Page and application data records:
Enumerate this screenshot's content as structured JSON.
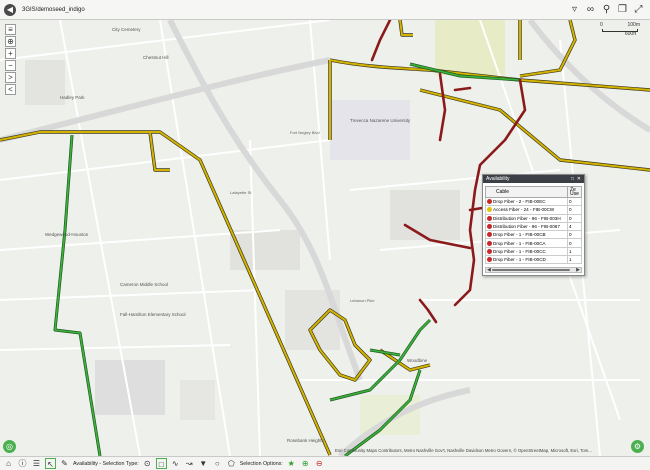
{
  "app": {
    "title": "3GIS/demoseed_indigo"
  },
  "map": {
    "scale_labels": [
      "0",
      "100m",
      "600ft"
    ],
    "labels": [
      {
        "text": "City Cemetery",
        "cls": "place"
      },
      {
        "text": "Chestnut Hill",
        "cls": "place"
      },
      {
        "text": "Hadley Park",
        "cls": "place"
      },
      {
        "text": "Trevecca Nazarene University",
        "cls": "place"
      },
      {
        "text": "Wedgewood-Houston",
        "cls": "place"
      },
      {
        "text": "Cameron Middle School",
        "cls": "place"
      },
      {
        "text": "Fall-Hamilton Elementary School",
        "cls": "place"
      },
      {
        "text": "Woodbine",
        "cls": "place"
      },
      {
        "text": "Rosebank Heights",
        "cls": "place"
      },
      {
        "text": "Lafayette St",
        "cls": "road"
      },
      {
        "text": "Fort Negley Blvd",
        "cls": "road"
      },
      {
        "text": "Lebanon Pike",
        "cls": "road"
      }
    ],
    "attribution": "Esri Community Maps Contributors, Metro Nashville Gov't, Nashville Davidson Metro Govern, © OpenStreetMap, Microsoft, Esri, Tom...",
    "colors": {
      "fiber_red": "#8b1a1a",
      "fiber_yellow": "#d4b300",
      "fiber_green": "#2e9d2e",
      "outline": "#3a3a20"
    }
  },
  "panel": {
    "title": "Availability",
    "columns": [
      "Cable",
      "Ze Use"
    ],
    "rows": [
      {
        "name": "Drop Fiber - 2 - FIB-00EC",
        "value": "0",
        "status": "red"
      },
      {
        "name": "Access Fiber - 24 - FIB-00CW",
        "value": "0",
        "status": "yellow"
      },
      {
        "name": "Distribution Fiber - 96 - FIB-003H",
        "value": "0",
        "status": "red"
      },
      {
        "name": "Distribution Fiber - 96 - FIB-0067",
        "value": "4",
        "status": "red"
      },
      {
        "name": "Drop Fiber - 1 - FIB-00CB",
        "value": "0",
        "status": "red"
      },
      {
        "name": "Drop Fiber - 1 - FIB-00CA",
        "value": "0",
        "status": "red"
      },
      {
        "name": "Drop Fiber - 1 - FIB-00CC",
        "value": "1",
        "status": "red"
      },
      {
        "name": "Drop Fiber - 1 - FIB-00CD",
        "value": "1",
        "status": "red"
      }
    ],
    "status_colors": {
      "red": "#c62828",
      "yellow": "#e0c20a"
    }
  },
  "toolbar": {
    "selection_type_label": "Availability - Selection Type:",
    "selection_options_label": "Selection Options:"
  }
}
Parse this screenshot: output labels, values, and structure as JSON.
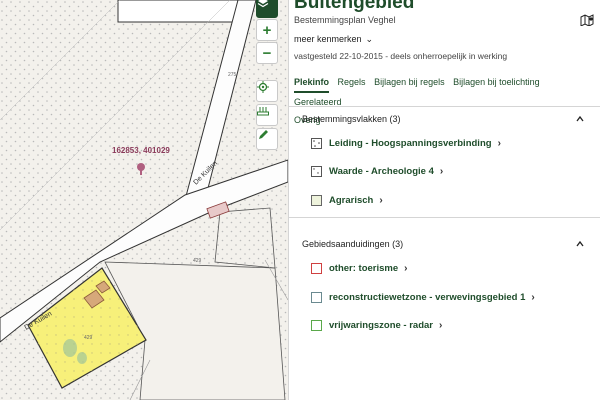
{
  "map": {
    "coordinates": "162853, 401029",
    "street_labels": [
      "De Kuilen",
      "De Kuilen"
    ],
    "parcel_numbers": [
      "275",
      "429",
      "429",
      "429"
    ],
    "tools": [
      "layers-icon",
      "zoom-in-icon",
      "zoom-out-icon",
      "locate-icon",
      "measure-icon",
      "draw-icon"
    ]
  },
  "panel": {
    "title": "Buitengebied",
    "subtitle": "Bestemmingsplan  Veghel",
    "meer": "meer kenmerken",
    "status": "vastgesteld 22-10-2015 - deels onherroepelijk in werking",
    "tabs": [
      "Plekinfo",
      "Regels",
      "Bijlagen bij regels",
      "Bijlagen bij toelichting",
      "Gerelateerd",
      "Overig"
    ],
    "sections": [
      {
        "title": "Bestemmingsvlakken (3)",
        "items": [
          {
            "label": "Leiding - Hoogspanningsverbinding",
            "swatch": "#ffffff",
            "border": "#444444"
          },
          {
            "label": "Waarde - Archeologie 4",
            "swatch": "#ffffff",
            "border": "#444444"
          },
          {
            "label": "Agrarisch",
            "swatch": "#eef3dc",
            "border": "#666666"
          }
        ]
      },
      {
        "title": "Gebiedsaanduidingen (3)",
        "items": [
          {
            "label": "other: toerisme",
            "swatch": "#ffffff",
            "border": "#d04040"
          },
          {
            "label": "reconstructiewetzone - verwevingsgebied 1",
            "swatch": "#ffffff",
            "border": "#6a8a90"
          },
          {
            "label": "vrijwaringszone - radar",
            "swatch": "#ffffff",
            "border": "#5aa84a"
          }
        ]
      }
    ]
  },
  "colors": {
    "brand": "#1f4d2b",
    "accent": "#2e7d32",
    "map_bg": "#f4f2ee",
    "parcel_yellow": "#f7f07a"
  }
}
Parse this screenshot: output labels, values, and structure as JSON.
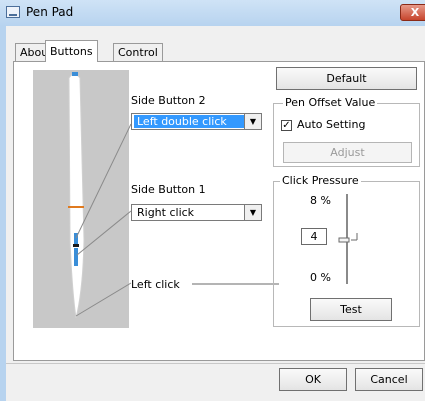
{
  "window": {
    "title": "Pen Pad",
    "close_glyph": "X"
  },
  "tabs": [
    {
      "label": "About",
      "active": false
    },
    {
      "label": "Buttons",
      "active": true
    },
    {
      "label": "Control",
      "active": false
    }
  ],
  "side_button_2": {
    "label": "Side Button 2",
    "value": "Left double click"
  },
  "side_button_1": {
    "label": "Side Button 1",
    "value": "Right click"
  },
  "left_click": {
    "label": "Left click"
  },
  "default_button": "Default",
  "pen_offset": {
    "title": "Pen Offset Value",
    "auto_setting_label": "Auto Setting",
    "auto_setting_checked": true,
    "check_glyph": "✓",
    "adjust_label": "Adjust"
  },
  "click_pressure": {
    "title": "Click Pressure",
    "max_label": "8 %",
    "value": "4",
    "min_label": "0 %",
    "test_label": "Test"
  },
  "dialog": {
    "ok_label": "OK",
    "cancel_label": "Cancel"
  },
  "icons": {
    "dropdown": "chevron-down-icon",
    "app": "pen-pad-icon",
    "close": "close-icon"
  },
  "colors": {
    "selection": "#3399ff",
    "pen_area": "#c8c8c8",
    "pen_band": "#e07a1f",
    "pen_buttons": "#3a8ed8"
  }
}
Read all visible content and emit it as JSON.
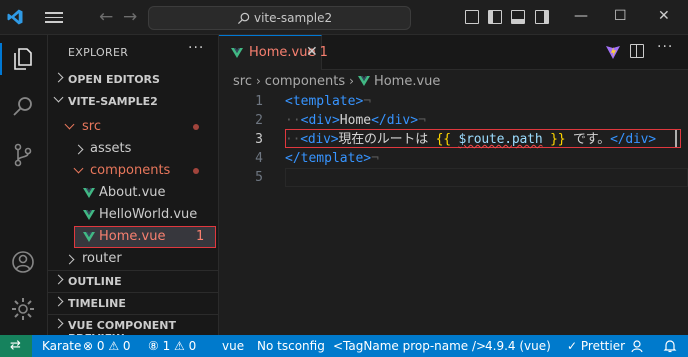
{
  "titlebar": {
    "search_text": "vite-sample2",
    "back_icon": "←",
    "forward_icon": "→",
    "minimize_icon": "—",
    "maximize_icon": "☐",
    "close_icon": "✕"
  },
  "sidebar": {
    "title": "EXPLORER",
    "more": "···",
    "sections": {
      "open_editors": "OPEN EDITORS",
      "project": "VITE-SAMPLE2",
      "outline": "OUTLINE",
      "timeline": "TIMELINE",
      "vue_preview": "VUE COMPONENT PREVIEW"
    },
    "tree": {
      "src": "src",
      "assets": "assets",
      "components": "components",
      "about": "About.vue",
      "helloworld": "HelloWorld.vue",
      "home": "Home.vue",
      "home_errors": "1",
      "router": "router"
    }
  },
  "editor": {
    "tab_label": "Home.vue 1",
    "tab_close": "✕",
    "breadcrumb": [
      "src",
      "components",
      "Home.vue"
    ],
    "line_numbers": [
      "1",
      "2",
      "3",
      "4",
      "5"
    ],
    "code": {
      "l1_open": "<template>",
      "l2_open": "<div>",
      "l2_text": "Home",
      "l2_close": "</div>",
      "l3_open": "<div>",
      "l3_text": "現在のルートは ",
      "l3_brace_open": "{{",
      "l3_expr": "$route.path",
      "l3_brace_close": "}}",
      "l3_text2": " です。",
      "l3_close": "</div>",
      "l4_close": "</template>",
      "ws_dot": "··",
      "eol": "¬"
    }
  },
  "statusbar": {
    "remote_icon": "⇄",
    "karate": "Karate",
    "problems": "⊗ 0 ⚠ 0",
    "info": "⑧ 1 ⚠ 0",
    "language": "vue",
    "tsconfig": "No tsconfig",
    "tag_format": "<TagName prop-name />",
    "version": "4.9.4 (vue)",
    "prettier": "✓ Prettier",
    "bell_icon": "🔔"
  }
}
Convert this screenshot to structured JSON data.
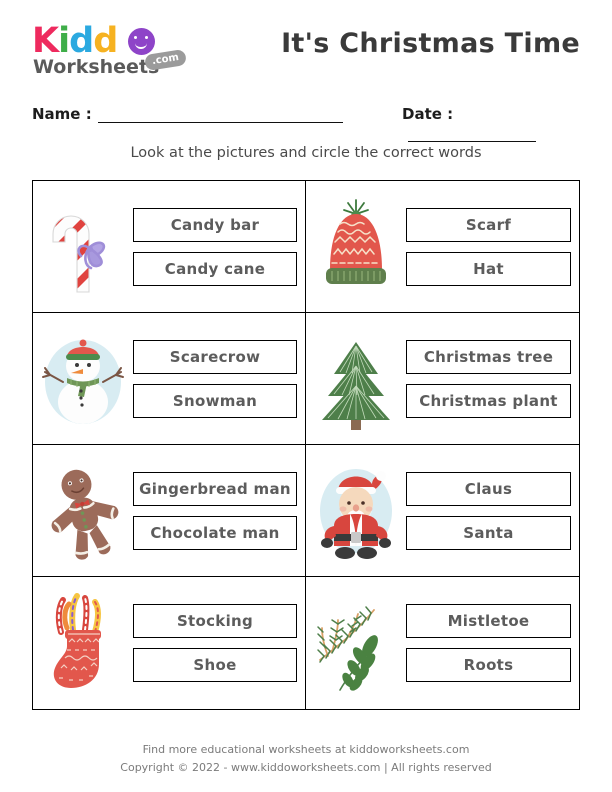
{
  "logo": {
    "word_parts": [
      "K",
      "i",
      "d",
      "d"
    ],
    "circle_letter": "o",
    "subtitle": "Worksheets",
    "badge": ".com",
    "colors": {
      "k": "#ee2a5e",
      "i": "#3fae49",
      "d1": "#2ba9e0",
      "d2": "#f6b221",
      "o": "#8e44c8",
      "subtitle": "#5a5a5a",
      "badge_bg": "#9b9b9b"
    }
  },
  "header": {
    "title": "It's Christmas Time"
  },
  "fields": {
    "name_label": "Name :",
    "name_value": "",
    "date_label": "Date :",
    "date_value": ""
  },
  "instruction": "Look at the pictures and circle the correct words",
  "grid": {
    "cells": [
      {
        "picture": "candy-cane",
        "options": [
          "Candy bar",
          "Candy cane"
        ]
      },
      {
        "picture": "winter-hat",
        "options": [
          "Scarf",
          "Hat"
        ]
      },
      {
        "picture": "snowman",
        "options": [
          "Scarecrow",
          "Snowman"
        ]
      },
      {
        "picture": "christmas-tree",
        "options": [
          "Christmas tree",
          "Christmas plant"
        ]
      },
      {
        "picture": "gingerbread-man",
        "options": [
          "Gingerbread man",
          "Chocolate man"
        ]
      },
      {
        "picture": "santa-claus",
        "options": [
          "Claus",
          "Santa"
        ]
      },
      {
        "picture": "stocking",
        "options": [
          "Stocking",
          "Shoe"
        ]
      },
      {
        "picture": "mistletoe-branch",
        "options": [
          "Mistletoe",
          "Roots"
        ]
      }
    ]
  },
  "footer": {
    "line1": "Find more educational worksheets at kiddoworksheets.com",
    "line2": "Copyright © 2022 - www.kiddoworksheets.com  |  All rights reserved"
  }
}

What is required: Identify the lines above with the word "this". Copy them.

Reply to the task:
Enumerate this screenshot's content as structured JSON.
Parse this screenshot: output labels, values, and structure as JSON.
Parse this screenshot: output labels, values, and structure as JSON.
Convert this screenshot to structured JSON data.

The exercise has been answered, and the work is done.